▸ **Problem details**: Write out each line of the entries below that holds the word "skaliert".

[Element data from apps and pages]
* * *
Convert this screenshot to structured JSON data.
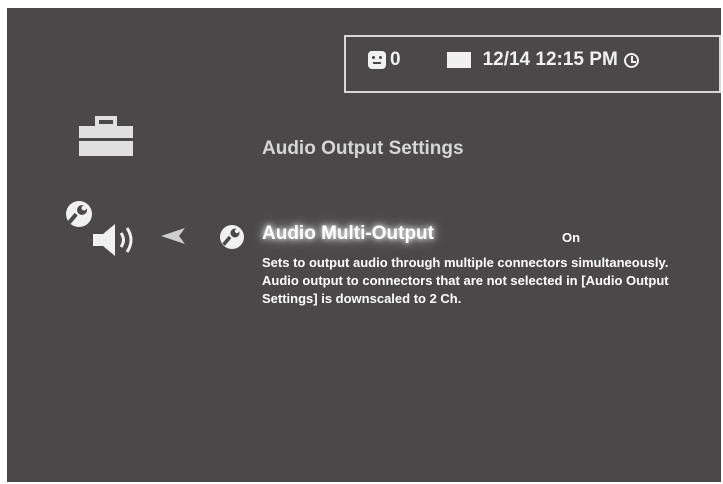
{
  "status": {
    "message_count": "0",
    "datetime": "12/14 12:15 PM"
  },
  "menu": {
    "heading": "Audio Output Settings"
  },
  "option": {
    "title": "Audio Multi-Output",
    "value": "On",
    "description": "Sets to output audio through multiple connectors simultaneously. Audio output to connectors that are not selected in [Audio Output Settings] is downscaled to 2 Ch."
  },
  "icons": [
    "toolbox-icon",
    "wrench-icon",
    "speaker-icon",
    "arrow-left-icon",
    "face-icon",
    "mail-icon",
    "clock-icon"
  ],
  "colors": {
    "background": "#4a4848",
    "text": "#ffffff",
    "heading": "#d6d6d6"
  }
}
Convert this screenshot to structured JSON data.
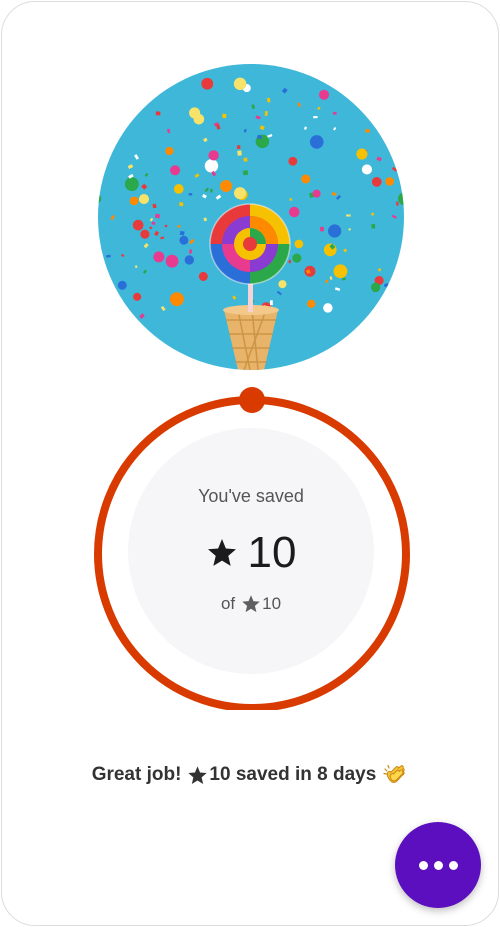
{
  "savings": {
    "saved_label": "You've saved",
    "saved_value": "10",
    "goal_prefix": "of",
    "goal_value": "10",
    "progress_fraction": 1.0,
    "currency_icon": "star-icon"
  },
  "message": {
    "part1": "Great job!",
    "part2": "10 saved in 8 days",
    "emoji_icon": "clapping-hands-icon"
  },
  "fab": {
    "icon": "more-dots-icon"
  },
  "colors": {
    "ring": "#d93a00",
    "panel": "#f6f6f8",
    "fab": "#5b0fbe",
    "hero_background": "#3fb7d9"
  }
}
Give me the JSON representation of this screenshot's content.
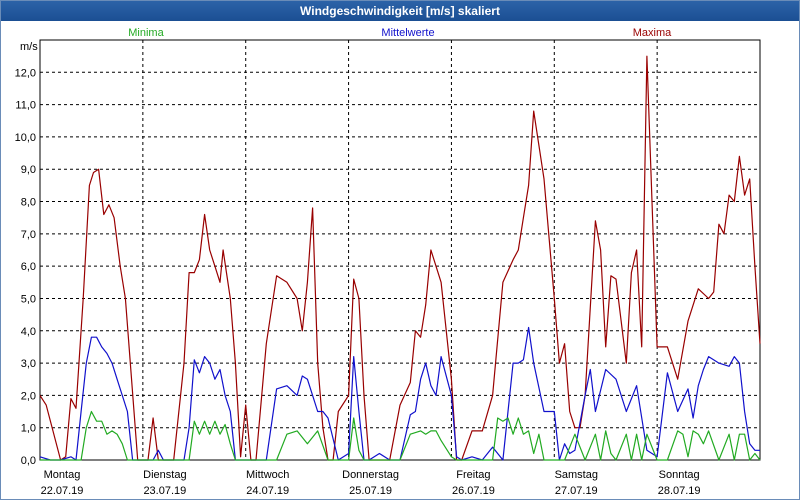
{
  "window": {
    "title": "Windgeschwindigkeit [m/s] skaliert"
  },
  "legend": {
    "min": "Minima",
    "mean": "Mittelwerte",
    "max": "Maxima"
  },
  "colors": {
    "min": "#22aa22",
    "mean": "#1111cc",
    "max": "#990000",
    "grid": "#000000"
  },
  "chart_data": {
    "type": "line",
    "title": "Windgeschwindigkeit [m/s] skaliert",
    "ylabel": "m/s",
    "ylim": [
      0,
      13
    ],
    "yticks": [
      "0,0",
      "1,0",
      "2,0",
      "3,0",
      "4,0",
      "5,0",
      "6,0",
      "7,0",
      "8,0",
      "9,0",
      "10,0",
      "11,0",
      "12,0"
    ],
    "xlim": [
      0,
      7
    ],
    "xticks": [
      {
        "day": "Montag",
        "date": "22.07.19"
      },
      {
        "day": "Dienstag",
        "date": "23.07.19"
      },
      {
        "day": "Mittwoch",
        "date": "24.07.19"
      },
      {
        "day": "Donnerstag",
        "date": "25.07.19"
      },
      {
        "day": "Freitag",
        "date": "26.07.19"
      },
      {
        "day": "Samstag",
        "date": "27.07.19"
      },
      {
        "day": "Sonntag",
        "date": "28.07.19"
      }
    ],
    "grid": true,
    "legend_position": "top",
    "series": [
      {
        "name": "Maxima",
        "x": [
          0.0,
          0.06,
          0.2,
          0.25,
          0.3,
          0.35,
          0.42,
          0.48,
          0.52,
          0.57,
          0.62,
          0.67,
          0.72,
          0.78,
          0.83,
          0.95,
          1.0,
          1.05,
          1.1,
          1.15,
          1.2,
          1.3,
          1.4,
          1.45,
          1.5,
          1.55,
          1.6,
          1.65,
          1.7,
          1.75,
          1.78,
          1.85,
          1.9,
          1.95,
          2.0,
          2.05,
          2.1,
          2.2,
          2.3,
          2.4,
          2.5,
          2.55,
          2.6,
          2.65,
          2.7,
          2.75,
          2.8,
          2.85,
          2.9,
          3.0,
          3.05,
          3.1,
          3.15,
          3.2,
          3.3,
          3.4,
          3.5,
          3.6,
          3.65,
          3.7,
          3.75,
          3.8,
          3.9,
          4.0,
          4.05,
          4.1,
          4.2,
          4.3,
          4.4,
          4.5,
          4.6,
          4.65,
          4.7,
          4.75,
          4.8,
          4.9,
          5.0,
          5.05,
          5.1,
          5.15,
          5.2,
          5.25,
          5.3,
          5.4,
          5.45,
          5.5,
          5.55,
          5.6,
          5.7,
          5.75,
          5.8,
          5.85,
          5.9,
          6.0,
          6.1,
          6.2,
          6.3,
          6.4,
          6.5,
          6.55,
          6.6,
          6.65,
          6.7,
          6.75,
          6.8,
          6.85,
          6.9,
          6.95,
          7.0
        ],
        "values": [
          2.0,
          1.7,
          0.0,
          0.1,
          1.9,
          1.6,
          5.0,
          8.5,
          8.9,
          9.0,
          7.6,
          7.9,
          7.5,
          6.0,
          5.0,
          0.0,
          0.0,
          0.0,
          1.3,
          0.0,
          0.0,
          0.0,
          3.0,
          5.8,
          5.8,
          6.2,
          7.6,
          6.5,
          6.0,
          5.5,
          6.5,
          5.0,
          3.0,
          0.1,
          1.7,
          0.0,
          0.0,
          3.6,
          5.7,
          5.5,
          5.0,
          4.0,
          5.5,
          7.8,
          3.0,
          1.0,
          0.0,
          0.0,
          1.5,
          2.0,
          5.6,
          5.0,
          2.0,
          0.0,
          0.0,
          0.0,
          1.7,
          2.4,
          4.0,
          3.8,
          4.8,
          6.5,
          5.5,
          2.5,
          0.0,
          0.0,
          0.9,
          0.9,
          2.0,
          5.5,
          6.2,
          6.5,
          7.5,
          8.5,
          10.8,
          8.7,
          5.0,
          3.0,
          3.6,
          1.5,
          1.0,
          1.0,
          2.0,
          7.4,
          6.5,
          3.5,
          5.7,
          5.6,
          3.0,
          5.8,
          6.5,
          3.5,
          12.5,
          3.5,
          3.5,
          2.5,
          4.3,
          5.3,
          5.0,
          5.2,
          7.3,
          7.0,
          8.2,
          8.0,
          9.4,
          8.2,
          8.7,
          6.0,
          3.6
        ]
      },
      {
        "name": "Mittelwerte",
        "x": [
          0.0,
          0.1,
          0.2,
          0.3,
          0.35,
          0.4,
          0.45,
          0.5,
          0.55,
          0.6,
          0.65,
          0.7,
          0.75,
          0.8,
          0.85,
          0.9,
          1.0,
          1.1,
          1.15,
          1.2,
          1.3,
          1.4,
          1.45,
          1.5,
          1.55,
          1.6,
          1.65,
          1.7,
          1.75,
          1.8,
          1.85,
          1.9,
          2.0,
          2.1,
          2.2,
          2.3,
          2.4,
          2.5,
          2.55,
          2.6,
          2.65,
          2.7,
          2.75,
          2.8,
          2.9,
          3.0,
          3.05,
          3.1,
          3.15,
          3.2,
          3.3,
          3.4,
          3.5,
          3.6,
          3.65,
          3.7,
          3.75,
          3.8,
          3.85,
          3.9,
          4.0,
          4.05,
          4.1,
          4.2,
          4.3,
          4.4,
          4.5,
          4.55,
          4.6,
          4.65,
          4.7,
          4.75,
          4.8,
          4.9,
          5.0,
          5.05,
          5.1,
          5.15,
          5.2,
          5.3,
          5.35,
          5.4,
          5.5,
          5.6,
          5.7,
          5.8,
          5.9,
          6.0,
          6.1,
          6.2,
          6.3,
          6.35,
          6.4,
          6.45,
          6.5,
          6.6,
          6.7,
          6.75,
          6.8,
          6.85,
          6.9,
          6.95,
          7.0
        ],
        "values": [
          0.1,
          0.0,
          0.0,
          0.1,
          0.0,
          1.5,
          3.0,
          3.8,
          3.8,
          3.5,
          3.3,
          3.0,
          2.5,
          2.0,
          1.5,
          0.0,
          0.0,
          0.0,
          0.3,
          0.0,
          0.0,
          0.0,
          1.0,
          3.1,
          2.7,
          3.2,
          3.0,
          2.5,
          2.8,
          2.0,
          1.5,
          0.0,
          0.0,
          0.0,
          0.0,
          2.2,
          2.3,
          2.0,
          2.6,
          2.5,
          2.0,
          1.5,
          1.5,
          1.3,
          0.0,
          0.2,
          3.2,
          1.5,
          0.0,
          0.0,
          0.2,
          0.0,
          0.0,
          1.4,
          1.5,
          2.5,
          3.0,
          2.3,
          2.0,
          3.2,
          2.0,
          0.1,
          0.0,
          0.1,
          0.0,
          0.4,
          0.0,
          1.5,
          3.0,
          3.0,
          3.1,
          4.1,
          3.0,
          1.5,
          1.5,
          0.0,
          0.5,
          0.2,
          0.3,
          2.0,
          2.8,
          1.5,
          2.8,
          2.5,
          1.5,
          2.3,
          0.3,
          0.1,
          2.7,
          1.5,
          2.2,
          1.3,
          2.3,
          2.8,
          3.2,
          3.0,
          2.9,
          3.2,
          3.0,
          1.5,
          0.5,
          0.3,
          0.3
        ]
      },
      {
        "name": "Minima",
        "x": [
          0.0,
          0.2,
          0.3,
          0.4,
          0.45,
          0.5,
          0.55,
          0.6,
          0.65,
          0.7,
          0.75,
          0.8,
          0.85,
          0.9,
          1.0,
          1.3,
          1.4,
          1.45,
          1.5,
          1.55,
          1.6,
          1.65,
          1.7,
          1.75,
          1.8,
          1.85,
          1.9,
          2.0,
          2.1,
          2.2,
          2.3,
          2.4,
          2.5,
          2.6,
          2.7,
          2.8,
          2.9,
          3.0,
          3.05,
          3.1,
          3.15,
          3.2,
          3.3,
          3.4,
          3.5,
          3.6,
          3.7,
          3.75,
          3.8,
          3.85,
          3.9,
          4.0,
          4.05,
          4.1,
          4.3,
          4.4,
          4.45,
          4.5,
          4.55,
          4.6,
          4.65,
          4.7,
          4.75,
          4.8,
          4.85,
          4.9,
          5.0,
          5.1,
          5.2,
          5.3,
          5.4,
          5.45,
          5.5,
          5.55,
          5.6,
          5.7,
          5.75,
          5.8,
          5.85,
          5.9,
          6.0,
          6.1,
          6.2,
          6.25,
          6.3,
          6.35,
          6.4,
          6.45,
          6.5,
          6.6,
          6.7,
          6.75,
          6.8,
          6.85,
          6.9,
          6.95,
          7.0
        ],
        "values": [
          0.0,
          0.0,
          0.0,
          0.0,
          1.0,
          1.5,
          1.2,
          1.2,
          0.8,
          0.9,
          0.8,
          0.5,
          0.0,
          0.0,
          0.0,
          0.0,
          0.0,
          0.0,
          1.2,
          0.8,
          1.2,
          0.8,
          1.2,
          0.8,
          1.1,
          0.5,
          0.0,
          0.0,
          0.0,
          0.0,
          0.0,
          0.8,
          0.9,
          0.5,
          0.9,
          0.0,
          0.0,
          0.0,
          1.3,
          0.3,
          0.0,
          0.0,
          0.0,
          0.0,
          0.0,
          0.8,
          0.9,
          0.8,
          0.9,
          0.9,
          0.6,
          0.1,
          0.0,
          0.0,
          0.0,
          0.0,
          1.3,
          1.2,
          1.3,
          0.8,
          1.3,
          0.8,
          0.9,
          0.2,
          0.8,
          0.0,
          0.0,
          0.0,
          0.8,
          0.0,
          0.8,
          0.0,
          0.9,
          0.2,
          0.0,
          0.8,
          0.0,
          0.8,
          0.0,
          0.8,
          0.0,
          0.0,
          0.9,
          0.8,
          0.1,
          0.9,
          0.8,
          0.5,
          0.9,
          0.0,
          0.8,
          0.0,
          0.8,
          0.8,
          0.0,
          0.2,
          0.0
        ]
      }
    ]
  }
}
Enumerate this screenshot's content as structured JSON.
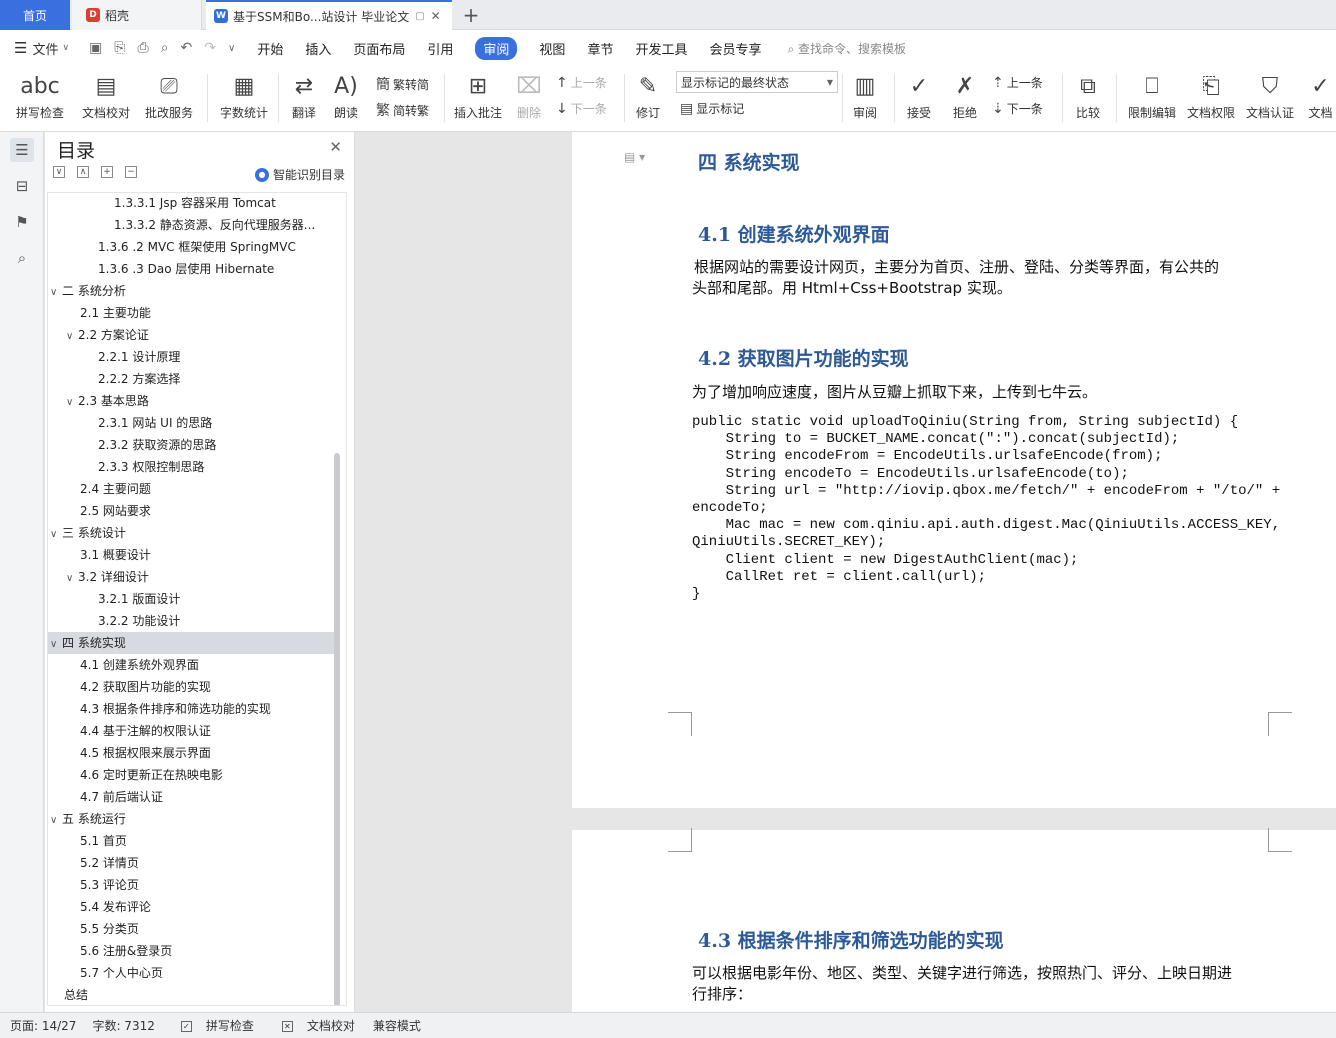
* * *
▸ **Answer for the task**:
    "title": "Windgeschwindigkeit [m/s] skaliert"
    "title": "Windgeschwindigkeit [m/s] skaliert",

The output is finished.